The spectroscopic and near-field scanning optical microscopy (NSOM) studies of phosphorescent films doped with colloidal gold nanoparticles (NPs) are presented. Films with a high concentration of 2,3,7,8,12,13,17,18-octaethyl-21H,23H-porphine platinum(II) dispersed in a neutral polymer poly[(methyl methacrylate)-co-(ethyl acrylate)] demonstrate a twofold increase of the phosphorescence quantum yield after the addition of aggregated NPs. In materials doped with unaggregated particles, a decrease of the emission yield is observed. Theoretical modeling of the phosphorescence transients suggests a minimization of the triplet–triplet quenching owing to the presence of fast processes that decrease the concentration of chromophores in the excited state and may be both of radiative and non-radiative origin. NSOM examination of the films reveals increased light emission around large NP clusters. This observation demonstrates significant enhancement of the spontaneous emission rates by the large aggregates, although unaggregated NPs introduce mostly phosphorescence quenching sites.

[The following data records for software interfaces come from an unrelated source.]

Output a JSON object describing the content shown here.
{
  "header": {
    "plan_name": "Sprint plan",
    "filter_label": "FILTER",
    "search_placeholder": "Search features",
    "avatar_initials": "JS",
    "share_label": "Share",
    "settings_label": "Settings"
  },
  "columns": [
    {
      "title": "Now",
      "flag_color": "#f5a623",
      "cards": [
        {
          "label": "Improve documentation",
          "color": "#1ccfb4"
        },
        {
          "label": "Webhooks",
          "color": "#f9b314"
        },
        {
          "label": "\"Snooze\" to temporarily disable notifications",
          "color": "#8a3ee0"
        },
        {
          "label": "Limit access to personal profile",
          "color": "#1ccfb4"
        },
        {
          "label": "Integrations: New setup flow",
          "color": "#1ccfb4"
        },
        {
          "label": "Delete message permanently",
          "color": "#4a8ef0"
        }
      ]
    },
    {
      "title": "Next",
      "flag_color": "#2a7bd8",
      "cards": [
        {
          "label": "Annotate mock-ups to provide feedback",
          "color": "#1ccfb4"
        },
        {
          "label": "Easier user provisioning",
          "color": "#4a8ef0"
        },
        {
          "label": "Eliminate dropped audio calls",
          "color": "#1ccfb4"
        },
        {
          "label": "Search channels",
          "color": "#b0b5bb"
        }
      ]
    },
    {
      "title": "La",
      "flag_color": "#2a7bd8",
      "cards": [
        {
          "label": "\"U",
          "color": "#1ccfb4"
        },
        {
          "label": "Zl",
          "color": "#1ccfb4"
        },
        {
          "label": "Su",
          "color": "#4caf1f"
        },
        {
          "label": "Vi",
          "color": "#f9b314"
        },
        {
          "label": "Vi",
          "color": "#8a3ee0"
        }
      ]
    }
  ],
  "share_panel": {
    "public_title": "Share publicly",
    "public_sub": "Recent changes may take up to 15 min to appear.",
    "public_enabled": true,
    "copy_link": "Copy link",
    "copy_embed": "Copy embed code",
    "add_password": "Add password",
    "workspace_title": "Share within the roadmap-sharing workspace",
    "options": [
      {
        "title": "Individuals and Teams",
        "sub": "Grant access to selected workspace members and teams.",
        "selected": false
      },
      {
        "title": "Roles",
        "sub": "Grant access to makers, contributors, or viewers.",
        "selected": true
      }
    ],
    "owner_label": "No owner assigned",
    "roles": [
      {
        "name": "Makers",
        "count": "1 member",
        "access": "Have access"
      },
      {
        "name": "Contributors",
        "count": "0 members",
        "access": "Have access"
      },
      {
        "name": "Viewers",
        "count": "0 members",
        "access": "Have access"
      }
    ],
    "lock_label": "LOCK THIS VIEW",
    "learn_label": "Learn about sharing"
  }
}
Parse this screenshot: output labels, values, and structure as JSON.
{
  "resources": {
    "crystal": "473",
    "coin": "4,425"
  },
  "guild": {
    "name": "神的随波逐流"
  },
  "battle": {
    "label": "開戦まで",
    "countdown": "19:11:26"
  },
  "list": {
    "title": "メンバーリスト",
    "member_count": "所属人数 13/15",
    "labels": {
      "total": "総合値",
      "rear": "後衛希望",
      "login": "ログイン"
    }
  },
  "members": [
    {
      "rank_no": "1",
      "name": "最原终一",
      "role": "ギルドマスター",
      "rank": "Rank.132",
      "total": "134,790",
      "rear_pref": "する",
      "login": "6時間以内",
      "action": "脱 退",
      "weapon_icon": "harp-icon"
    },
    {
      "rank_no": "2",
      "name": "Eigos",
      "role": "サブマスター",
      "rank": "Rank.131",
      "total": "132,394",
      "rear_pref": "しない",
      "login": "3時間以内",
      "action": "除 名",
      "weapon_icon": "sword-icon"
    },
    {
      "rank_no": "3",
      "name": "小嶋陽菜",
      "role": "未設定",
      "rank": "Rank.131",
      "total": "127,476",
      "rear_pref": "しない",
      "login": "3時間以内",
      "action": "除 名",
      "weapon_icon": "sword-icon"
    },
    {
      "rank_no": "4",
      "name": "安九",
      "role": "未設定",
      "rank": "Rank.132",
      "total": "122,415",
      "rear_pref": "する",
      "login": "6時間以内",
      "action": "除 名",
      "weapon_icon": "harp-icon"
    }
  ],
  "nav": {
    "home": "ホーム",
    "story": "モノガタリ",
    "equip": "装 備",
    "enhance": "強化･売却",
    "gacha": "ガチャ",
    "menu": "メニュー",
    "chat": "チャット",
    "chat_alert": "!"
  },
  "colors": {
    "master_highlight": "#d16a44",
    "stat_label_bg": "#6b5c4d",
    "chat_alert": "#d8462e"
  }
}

If you can't find a tool you're looking for, please click the link at the top of the page to "Go to old article view". Alternatively, view our Knowledge Base articles for additional help. Your feedback is important to us, so please let us know if you have comments or ideas for improvement.